Setting goals that work means thinking about what you want or hope for and then identifying the parts of it that you have the power to control.  That way, you set goals that you have the power to achieve regardless of external forces.  I may want to get published or find an agent or get a job, but I am not the publisher or the agent or the one who makes the hiring decision.  So my goals need to be the parts I control - writing every day, finishing tasks, putting together a strong resume, making contacts.

Some of this sounds very mundane and practical, but there's a larger philosophical element in play.  "You can do anything you want if you just work hard enough" is a lie.  However, even if life is full of stuff outside your control, you still have some power.  You can do things to set yourself up for success.  As the Tao says, do your work and then step back.

Sunday, September 9, 2012

What Going Outside My Comfort Zone Means to Me

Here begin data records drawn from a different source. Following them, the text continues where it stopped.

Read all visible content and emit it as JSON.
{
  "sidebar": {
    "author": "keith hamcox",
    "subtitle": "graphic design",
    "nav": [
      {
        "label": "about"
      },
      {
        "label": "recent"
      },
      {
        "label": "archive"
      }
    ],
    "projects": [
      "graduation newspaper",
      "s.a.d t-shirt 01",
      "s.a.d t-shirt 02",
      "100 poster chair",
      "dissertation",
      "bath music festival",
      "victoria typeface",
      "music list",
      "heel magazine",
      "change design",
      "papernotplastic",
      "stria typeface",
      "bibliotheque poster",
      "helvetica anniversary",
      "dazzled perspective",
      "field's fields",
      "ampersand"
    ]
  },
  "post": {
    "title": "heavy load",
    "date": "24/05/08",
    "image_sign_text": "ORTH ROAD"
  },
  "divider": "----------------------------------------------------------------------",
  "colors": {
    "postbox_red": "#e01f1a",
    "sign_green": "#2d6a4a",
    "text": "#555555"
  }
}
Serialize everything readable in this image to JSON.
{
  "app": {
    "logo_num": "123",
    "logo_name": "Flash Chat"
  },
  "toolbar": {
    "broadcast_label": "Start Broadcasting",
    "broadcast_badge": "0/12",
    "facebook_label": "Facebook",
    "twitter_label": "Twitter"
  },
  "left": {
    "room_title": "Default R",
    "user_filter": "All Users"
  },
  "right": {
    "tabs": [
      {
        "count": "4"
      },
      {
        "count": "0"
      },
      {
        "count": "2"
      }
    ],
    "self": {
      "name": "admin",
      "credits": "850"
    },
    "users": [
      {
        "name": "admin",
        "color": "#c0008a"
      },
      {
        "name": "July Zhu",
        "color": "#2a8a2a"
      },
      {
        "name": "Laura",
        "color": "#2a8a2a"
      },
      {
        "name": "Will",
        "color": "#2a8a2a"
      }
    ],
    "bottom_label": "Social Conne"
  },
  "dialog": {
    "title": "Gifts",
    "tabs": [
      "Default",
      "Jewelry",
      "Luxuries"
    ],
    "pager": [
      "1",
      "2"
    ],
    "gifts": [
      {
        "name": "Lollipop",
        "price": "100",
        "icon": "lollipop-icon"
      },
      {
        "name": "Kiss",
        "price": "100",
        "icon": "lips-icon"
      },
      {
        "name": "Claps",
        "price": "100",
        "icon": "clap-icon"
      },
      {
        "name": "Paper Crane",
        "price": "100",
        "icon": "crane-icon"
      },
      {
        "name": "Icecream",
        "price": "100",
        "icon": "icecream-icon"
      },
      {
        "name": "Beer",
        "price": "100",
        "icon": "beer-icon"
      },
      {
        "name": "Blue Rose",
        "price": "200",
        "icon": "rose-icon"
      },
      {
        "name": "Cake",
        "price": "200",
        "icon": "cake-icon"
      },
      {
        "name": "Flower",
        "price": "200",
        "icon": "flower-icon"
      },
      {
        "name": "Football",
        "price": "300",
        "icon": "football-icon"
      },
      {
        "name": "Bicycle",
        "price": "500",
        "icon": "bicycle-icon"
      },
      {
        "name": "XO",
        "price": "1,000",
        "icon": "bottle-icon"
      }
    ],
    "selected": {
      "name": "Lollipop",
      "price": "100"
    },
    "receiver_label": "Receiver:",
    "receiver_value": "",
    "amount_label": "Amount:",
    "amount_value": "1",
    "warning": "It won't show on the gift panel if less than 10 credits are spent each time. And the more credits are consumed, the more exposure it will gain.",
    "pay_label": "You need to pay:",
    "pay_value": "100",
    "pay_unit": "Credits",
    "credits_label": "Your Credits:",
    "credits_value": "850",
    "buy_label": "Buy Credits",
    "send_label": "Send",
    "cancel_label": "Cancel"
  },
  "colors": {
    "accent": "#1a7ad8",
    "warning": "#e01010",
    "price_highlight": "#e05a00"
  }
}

About 5 years ago, I paddled with a dragon boat team for the first time.  I am not an athlete.  I have never been an athlete.  In fact, I was often the kid picked last in team sports.  I tried out for the swim team once and had to quit because I just couldn't keep up.  But I joined a dragon boat team, in part to bond with my fellow teachers, in part to get regular exercise.  But a big piece of me decided I should try this new thing because I was scared to do it, because it was WAY outside my comfort zone.  It was in another country entirely.  The terrified-and-full-of-negative-associations country.

I'm not good at going outside my comfort zone.  I don't do well with change.  I'm anxious in new social situations.  I struggle when things are outside my control.  So why, oh why, would I deliberately do this?  Because every day in my classroom, I am asking students to do that very thing.  I am asking kids who struggle with reading to read and kids who struggle with math to do math and kids who are terrified to speak in public to get up in front of a room of their peers and share what they think.  If I am going to ask them to commit these acts of courage, I need to remember what that means and how that feels.

I had a great time at my first dragon boat practice and it's gone on to become a true source of joy and confidence and personal growth.  But I'm still absolutely terrified of the competitive part.  When we begin getting ready for a race, fear and anxiety grip me in intensely physical ways.  My heart races.  I have trouble breathing.  The moisture leaves my mouth and my muscles turn to jelly.

In that moment, I think of my students.  I think of a student I'm worried about.  I think of a student who faces that kind of fear when they sit down with a book or they have to take a test.  I think of the student for whom getting up and going into the world is an act of courage.  Or the student who battles to control anger or wild emotions.  Or the one who is miraculously able to giggle and to learn in spite of the worst possible realities awaiting them at home. And I tell myself, if that student can come to school and learn and try and laugh, then I can face this race and put my paddle in the water and keep paddling.

Then, the race becomes a kind of prayer.  It's my spirit declaring to that kid's spirit that I believe in their courage and it inspires me.  Every stroke of my paddle becomes a reminder that if I will ask my students to brave the country beyond the comfort zone, I must be willing to go there myself.  It is a declaration of my faith in determination, perseverance and resiliency.